## Data records
────────────────────────────────────────

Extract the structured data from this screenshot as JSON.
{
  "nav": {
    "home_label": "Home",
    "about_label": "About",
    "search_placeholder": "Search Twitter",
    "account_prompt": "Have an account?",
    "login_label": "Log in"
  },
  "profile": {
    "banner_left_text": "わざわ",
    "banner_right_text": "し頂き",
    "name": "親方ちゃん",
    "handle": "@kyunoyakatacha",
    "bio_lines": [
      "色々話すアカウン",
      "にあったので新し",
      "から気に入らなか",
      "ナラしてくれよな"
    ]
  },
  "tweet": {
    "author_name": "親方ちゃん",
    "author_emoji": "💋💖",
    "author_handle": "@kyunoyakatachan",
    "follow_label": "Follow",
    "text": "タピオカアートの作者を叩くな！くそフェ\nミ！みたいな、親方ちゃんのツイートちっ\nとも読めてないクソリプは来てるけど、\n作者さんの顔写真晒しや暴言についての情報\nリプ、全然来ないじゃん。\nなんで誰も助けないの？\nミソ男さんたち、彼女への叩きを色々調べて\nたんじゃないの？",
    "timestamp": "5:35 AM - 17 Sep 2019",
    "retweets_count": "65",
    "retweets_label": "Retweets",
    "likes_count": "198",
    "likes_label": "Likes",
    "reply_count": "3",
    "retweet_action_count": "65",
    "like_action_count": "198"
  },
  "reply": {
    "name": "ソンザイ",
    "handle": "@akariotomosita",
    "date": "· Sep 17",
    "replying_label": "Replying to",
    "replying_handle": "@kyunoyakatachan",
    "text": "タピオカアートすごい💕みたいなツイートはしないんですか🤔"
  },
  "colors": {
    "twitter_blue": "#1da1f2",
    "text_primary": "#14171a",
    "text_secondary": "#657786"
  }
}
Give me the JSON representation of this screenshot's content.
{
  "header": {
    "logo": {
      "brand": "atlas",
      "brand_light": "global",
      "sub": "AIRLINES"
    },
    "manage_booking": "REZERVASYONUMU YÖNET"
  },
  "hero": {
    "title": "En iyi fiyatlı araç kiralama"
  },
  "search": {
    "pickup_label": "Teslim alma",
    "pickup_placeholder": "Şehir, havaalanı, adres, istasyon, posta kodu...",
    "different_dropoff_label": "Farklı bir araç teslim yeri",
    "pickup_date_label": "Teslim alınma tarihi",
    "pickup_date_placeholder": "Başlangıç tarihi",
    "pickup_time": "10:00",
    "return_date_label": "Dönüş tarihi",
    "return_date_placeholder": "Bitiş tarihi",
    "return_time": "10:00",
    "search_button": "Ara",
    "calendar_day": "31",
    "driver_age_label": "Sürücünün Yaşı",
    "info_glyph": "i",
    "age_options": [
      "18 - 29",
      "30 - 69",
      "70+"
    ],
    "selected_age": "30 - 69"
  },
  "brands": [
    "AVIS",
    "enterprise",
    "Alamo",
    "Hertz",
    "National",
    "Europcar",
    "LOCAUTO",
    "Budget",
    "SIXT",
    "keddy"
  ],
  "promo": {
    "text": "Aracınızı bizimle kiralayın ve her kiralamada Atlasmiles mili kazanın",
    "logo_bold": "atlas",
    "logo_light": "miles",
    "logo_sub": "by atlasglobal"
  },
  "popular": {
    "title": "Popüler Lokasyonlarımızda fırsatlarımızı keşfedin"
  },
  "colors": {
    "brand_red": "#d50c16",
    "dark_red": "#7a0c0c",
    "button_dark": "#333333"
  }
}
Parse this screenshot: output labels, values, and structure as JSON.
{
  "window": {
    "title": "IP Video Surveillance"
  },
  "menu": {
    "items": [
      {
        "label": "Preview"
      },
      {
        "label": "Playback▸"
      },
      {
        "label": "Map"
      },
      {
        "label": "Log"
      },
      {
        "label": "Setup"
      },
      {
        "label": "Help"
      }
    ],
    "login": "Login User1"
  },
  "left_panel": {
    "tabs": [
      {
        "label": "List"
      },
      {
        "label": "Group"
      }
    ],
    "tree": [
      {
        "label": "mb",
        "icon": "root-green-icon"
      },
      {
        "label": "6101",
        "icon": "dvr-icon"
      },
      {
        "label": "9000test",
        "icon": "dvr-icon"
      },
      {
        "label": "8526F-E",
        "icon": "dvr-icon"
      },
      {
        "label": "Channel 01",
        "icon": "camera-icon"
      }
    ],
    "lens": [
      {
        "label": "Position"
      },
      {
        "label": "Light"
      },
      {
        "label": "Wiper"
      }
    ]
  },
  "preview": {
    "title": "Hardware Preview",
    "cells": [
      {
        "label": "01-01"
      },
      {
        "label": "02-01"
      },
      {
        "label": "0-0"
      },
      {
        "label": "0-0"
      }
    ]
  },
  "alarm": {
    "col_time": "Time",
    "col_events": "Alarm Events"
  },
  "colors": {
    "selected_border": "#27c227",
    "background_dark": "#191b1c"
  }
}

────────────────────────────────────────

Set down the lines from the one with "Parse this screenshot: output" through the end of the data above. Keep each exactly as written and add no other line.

Parse this screenshot: output labels, values, and structure as JSON.
{
  "window": {
    "title": "IP Video Surveillance"
  },
  "menu": {
    "items": [
      {
        "label": "Preview"
      },
      {
        "label": "Playback▸"
      },
      {
        "label": "Map"
      },
      {
        "label": "Log"
      },
      {
        "label": "Setup"
      },
      {
        "label": "Help"
      }
    ],
    "login": "Login User1"
  },
  "left_panel": {
    "tabs": [
      {
        "label": "List"
      },
      {
        "label": "Group"
      }
    ],
    "tree": [
      {
        "label": "mb",
        "icon": "root-green-icon"
      },
      {
        "label": "6101",
        "icon": "dvr-icon"
      },
      {
        "label": "9000test",
        "icon": "dvr-icon"
      },
      {
        "label": "8526F-E",
        "icon": "dvr-icon"
      },
      {
        "label": "Channel 01",
        "icon": "camera-icon"
      }
    ],
    "lens": [
      {
        "label": "Position"
      },
      {
        "label": "Light"
      },
      {
        "label": "Wiper"
      }
    ]
  },
  "preview": {
    "title": "Hardware Preview",
    "cells": [
      {
        "label": "01-01"
      },
      {
        "label": "02-01"
      },
      {
        "label": "0-0"
      },
      {
        "label": "0-0"
      }
    ]
  },
  "alarm": {
    "col_time": "Time",
    "col_events": "Alarm Events"
  },
  "colors": {
    "selected_border": "#27c227",
    "background_dark": "#191b1c"
  }
}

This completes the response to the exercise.